After he and Amie become the first and only people to be killed by bears in the park, the bear that is guilty is shot dead. As another example, Treadwell claimed he had "gained the trust" of certain bears, sufficient to approach and pet them. Herzog shows us the footage that Treadwell eventually wanted to use for his own wildlife documentary, but not quite as the man intended it to be seen.
But he also angrily claimed, in some of his looniest soliloquies, that he was "protecting" the bears from poachers or even the federal authorities. The underlying thesis of the film is not that every computer is HAL from A bumble-bee expired while it was doing the pollen thing.
What is his purpose in spending all this time among the grizzlies. If we didn't already know Timothy Treadwell's awful fate, it would be enough to say: Treadwell is living in a fantasy world, one in which he can Letterman had joked that Treadwell would be eaten by a bear. A little of both, of course.
The awful truth was that he did not add anything to our knowledge of bears, and that any supposed danger these animals were in, living as they did in a protected national park, existed only in Treadwell's over-heated, self-dramatising imagination.
Yet nothing else will do. Werner Herzog is a passive aggressive genius.
Never does the audio of Treadwell's death get aired. We see the bear that probably devoured him and the woman. He frequently commits a documentary no-no by including his off camera voice as he interacts with subjects, calling them refugees, sympathising with their obsessions, and offering randomly hilarious hyperboles.
Herzog goes on to offer a darker opinion; that nature is indifferent and its disposition is something closer to murder. I will be a master.
Treadwell yoo-hoos wildly like Robin Williams at the bears who lope up to him: As machines become smarter and people less so, artificial intelligence bridges the gap with the natural beings on the Earth.
At times Herzog by implication sympathetically links Treadwell with his former principle star and sparring partner, the late mad eccentric actor Klaus Kinski. It will stay with you for days. It was later than he ever stayed and the bears he knew and had names for were hibernating now, replaced by new unknown and more hostile and nasty animals.
Herzog notes that nature is cold and harsh.
On the last occasion, an airport official infuriated him by questioning the validity of his ticket and he turned around with his girlfriend -- who was afraid of bears!. Werner Herzog's documentary film about the "Grizzly Man" Timothy Treadwell and what the thirteen summers in a National Park in Alaska were like in one man's attempt to protect the grizzly bears.
The film is full of unique images and a look into the spirit of a man who sacrificed himself for nature. Feb 03, · The visionary German director Werner Herzog is cinema's magus of madness, obsessed with isolating obsession and off-kilter outsiders.
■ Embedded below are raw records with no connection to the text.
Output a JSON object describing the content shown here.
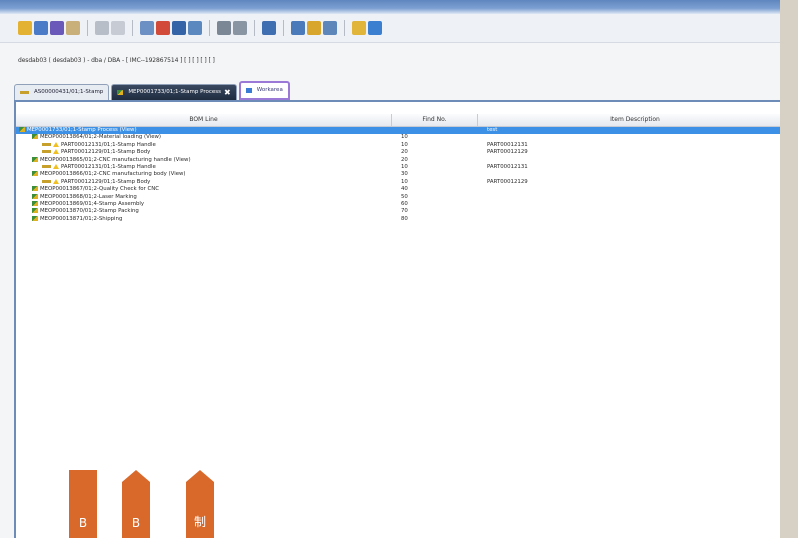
{
  "path": "desdab03 ( desdab03 ) - dba / DBA - [ IMC--192867514 ] [ ] [ ] [ ] [ ]",
  "tabs": [
    {
      "label": "AS00000431/01;1-Stamp"
    },
    {
      "label": "MEP0001733/01;1-Stamp Process",
      "close": "✖"
    },
    {
      "label": "Workarea"
    }
  ],
  "columns": [
    "BOM Line",
    "Find No.",
    "Item Description"
  ],
  "rows": [
    {
      "label": "MEP0001733/01;1-Stamp Process (View)",
      "find": "",
      "desc": "test",
      "indent": 0,
      "selected": true
    },
    {
      "label": "MEOP00013864/01;2-Material loading (View)",
      "find": "10",
      "desc": "",
      "indent": 1
    },
    {
      "label": "PART00012131/01;1-Stamp Handle",
      "find": "10",
      "desc": "PART00012131",
      "indent": 2
    },
    {
      "label": "PART00012129/01;1-Stamp Body",
      "find": "20",
      "desc": "PART00012129",
      "indent": 2
    },
    {
      "label": "MEOP00013865/01;2-CNC manufacturing handle (View)",
      "find": "20",
      "desc": "",
      "indent": 1
    },
    {
      "label": "PART00012131/01;1-Stamp Handle",
      "find": "10",
      "desc": "PART00012131",
      "indent": 2
    },
    {
      "label": "MEOP00013866/01;2-CNC manufacturing body (View)",
      "find": "30",
      "desc": "",
      "indent": 1
    },
    {
      "label": "PART00012129/01;1-Stamp Body",
      "find": "10",
      "desc": "PART00012129",
      "indent": 2
    },
    {
      "label": "MEOP00013867/01;2-Quality Check for CNC",
      "find": "40",
      "desc": "",
      "indent": 1
    },
    {
      "label": "MEOP00013868/01;2-Laser Marking",
      "find": "50",
      "desc": "",
      "indent": 1
    },
    {
      "label": "MEOP00013869/01;4-Stamp Assembly",
      "find": "60",
      "desc": "",
      "indent": 1
    },
    {
      "label": "MEOP00013870/01;2-Stamp Packing",
      "find": "70",
      "desc": "",
      "indent": 1
    },
    {
      "label": "MEOP00013871/01;2-Shipping",
      "find": "80",
      "desc": "",
      "indent": 1
    }
  ],
  "ribbons": [
    "B",
    "B",
    "制"
  ]
}
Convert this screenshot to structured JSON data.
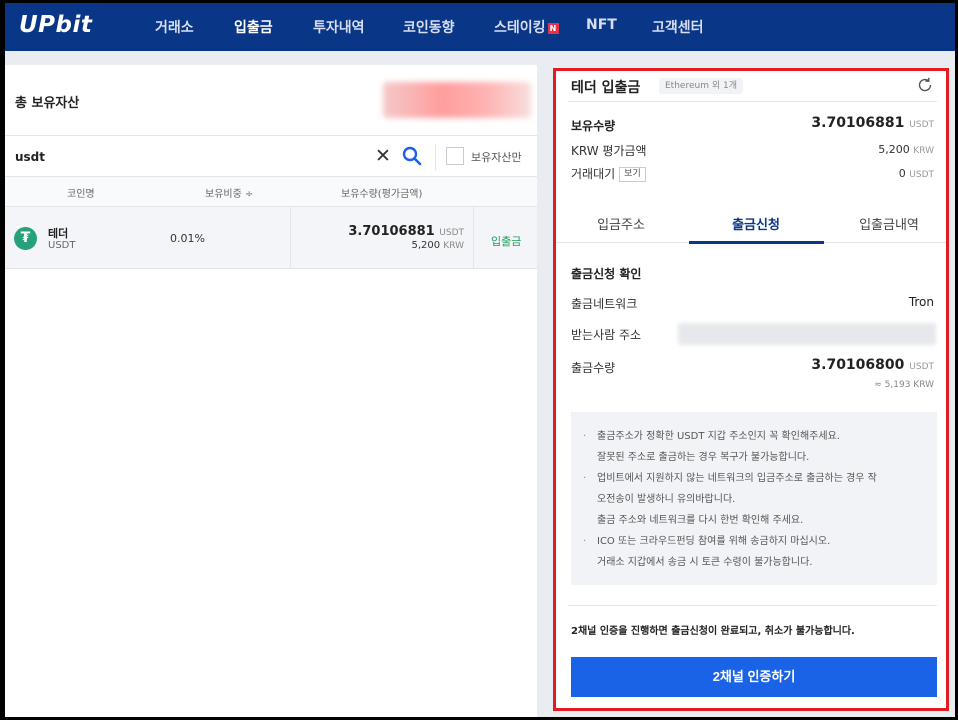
{
  "nav": {
    "logo": "UPbit",
    "items": [
      "거래소",
      "입출금",
      "투자내역",
      "코인동향",
      "스테이킹",
      "NFT",
      "고객센터"
    ],
    "new_badge": "N",
    "active_index": 1
  },
  "holdings": {
    "title": "총 보유자산",
    "search_value": "usdt",
    "only_held_label": "보유자산만",
    "columns": [
      "코인명",
      "보유비중 ÷",
      "보유수량(평가금액)"
    ],
    "row": {
      "name": "테더",
      "symbol": "USDT",
      "ratio": "0.01%",
      "amount": "3.70106881",
      "amount_unit": "USDT",
      "krw": "5,200",
      "krw_unit": "KRW",
      "action": "입출금"
    }
  },
  "panel": {
    "title": "테더 입출금",
    "network_tag": "Ethereum 외 1개",
    "balance_label": "보유수량",
    "balance_value": "3.70106881",
    "balance_unit": "USDT",
    "krw_label": "KRW 평가금액",
    "krw_value": "5,200",
    "krw_unit": "KRW",
    "pending_label": "거래대기",
    "pending_view": "보기",
    "pending_value": "0",
    "pending_unit": "USDT",
    "tabs": [
      "입금주소",
      "출금신청",
      "입출금내역"
    ],
    "active_tab": 1,
    "section_title": "출금신청 확인",
    "network_label": "출금네트워크",
    "network_value": "Tron",
    "address_label": "받는사람 주소",
    "amount_label": "출금수량",
    "amount_value": "3.70106800",
    "amount_unit": "USDT",
    "amount_krw": "≈ 5,193 KRW",
    "notices": [
      {
        "text": "출금주소가 정확한 USDT 지갑 주소인지 꼭 확인해주세요.",
        "bullet": true
      },
      {
        "text": "잘못된 주소로 출금하는 경우 복구가 불가능합니다.",
        "bullet": false
      },
      {
        "text": "업비트에서 지원하지 않는 네트워크의 입금주소로 출금하는 경우 작",
        "bullet": true
      },
      {
        "text": "오전송이 발생하니 유의바랍니다.",
        "bullet": false
      },
      {
        "text": "출금 주소와 네트워크를 다시 한번 확인해 주세요.",
        "bullet": false
      },
      {
        "text": "ICO 또는 크라우드펀딩 참여를 위해 송금하지 마십시오.",
        "bullet": true
      },
      {
        "text": "거래소 지갑에서 송금 시 토큰 수령이 불가능합니다.",
        "bullet": false
      }
    ],
    "confirm_text": "2채널 인증을 진행하면 출금신청이 완료되고, 취소가 불가능합니다.",
    "auth_button": "2채널 인증하기"
  },
  "colors": {
    "nav_bg": "#093687",
    "accent_blue": "#1a63e6",
    "highlight_border": "#e31b23",
    "tether_green": "#26a17b"
  }
}
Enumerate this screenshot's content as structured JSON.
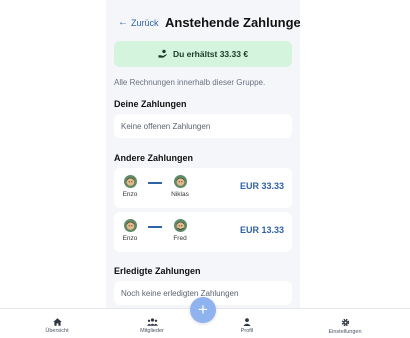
{
  "header": {
    "back_label": "Zurück",
    "title": "Anstehende Zahlungen"
  },
  "banner": {
    "text": "Du erhältst 33.33 €",
    "color": "#d4f4de",
    "icon": "hand-coin-icon"
  },
  "description": "Alle Rechnungen innerhalb dieser Gruppe.",
  "my_payments": {
    "heading": "Deine Zahlungen",
    "empty_text": "Keine offenen Zahlungen"
  },
  "other_payments": {
    "heading": "Andere Zahlungen",
    "items": [
      {
        "from": "Enzo",
        "to": "Niklas",
        "amount": "EUR 33.33"
      },
      {
        "from": "Enzo",
        "to": "Fred",
        "amount": "EUR 13.33"
      }
    ]
  },
  "completed_payments": {
    "heading": "Erledigte Zahlungen",
    "empty_text": "Noch keine erledigten Zahlungen"
  },
  "nav": {
    "items": [
      {
        "label": "Übersicht",
        "icon": "home-icon"
      },
      {
        "label": "Mitglieder",
        "icon": "members-icon"
      },
      {
        "label": "Profil",
        "icon": "profile-icon"
      },
      {
        "label": "Einstellungen",
        "icon": "gear-icon"
      }
    ]
  },
  "fab": {
    "label": "+"
  },
  "colors": {
    "accent": "#2f63a8",
    "fab": "#8fb3ef",
    "panel": "#f4f6f9"
  }
}
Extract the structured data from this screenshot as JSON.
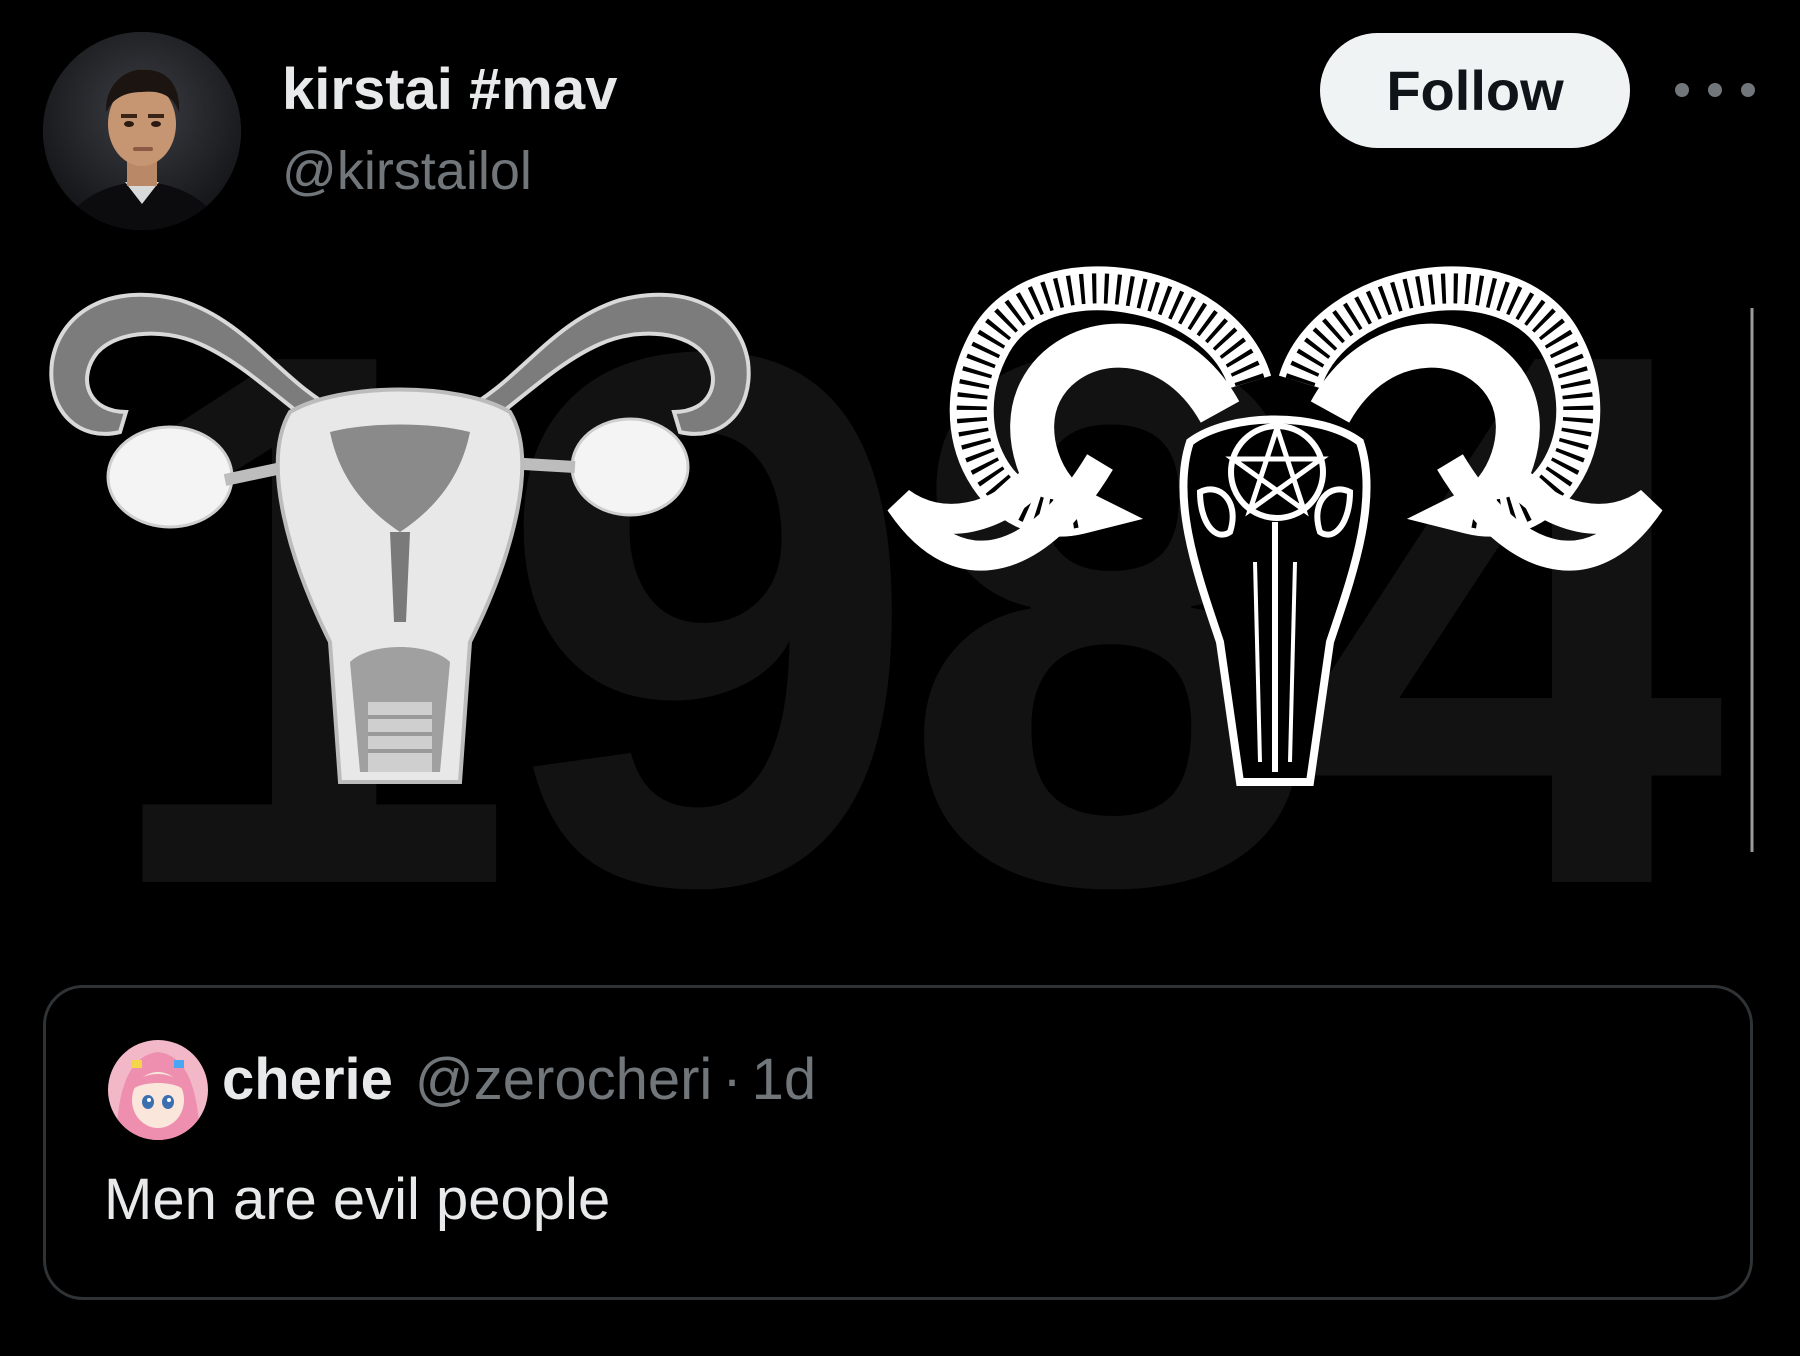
{
  "post": {
    "author": {
      "display_name": "kirstai #mav",
      "handle": "@kirstailol",
      "avatar_icon": "profile-photo"
    },
    "follow_label": "Follow",
    "more_icon": "more-horizontal-icon",
    "media": {
      "background_text": "1984",
      "left_image": "uterus-illustration",
      "right_image": "ram-skull-pentagram-illustration"
    }
  },
  "quoted_post": {
    "author": {
      "display_name": "cherie",
      "handle": "@zerocheri",
      "separator": "·",
      "time": "1d",
      "avatar_icon": "anime-avatar"
    },
    "text": "Men are evil people"
  },
  "colors": {
    "background": "#000000",
    "text_primary": "#e7e9ea",
    "text_secondary": "#71767b",
    "follow_bg": "#eff3f4",
    "border": "#2f3336"
  }
}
Author: Total Film. Dec 06, · "grizzly man" was the second film i watched over the christmas holiday that included a troubling, tragic death of its protagonist!
"vagabond (sans toit ni loi)" was a gripping account a middle class girl's descent into self-imposed homelessness and vagrancy. "grizzly man" was. What 'Grizzly Man' tells us about Werner Herzog. The Movie Review: 'Grizzly Man' Christopher Orr. Jan 10, Grizzly Man, the most extraordinary documentary of (yes, better than the.
Feb 23, · This film is possibly my favourite documentary in existence. Werner Herzog struck gold here and I bloody love it. Grizzly Man Review Samantha Selby.
Grizzly Man: Werner Herzog's Vile. On Werner Herzog’s Documentary Grizzly Man: Psychoanalysis, Nature, and Meaning . John W. White. Introduction. Few documentaries in recent years have received as much acclaim as Werner Herzog’s film Grizzly Man (), a narrative exploration of the life and death of amateur grizzly bear expert and wildlife preservationist Timothy Treadwell, who supposedly lived unarmed among grizzlies.A review of the grizzly man a documentary by werner herzog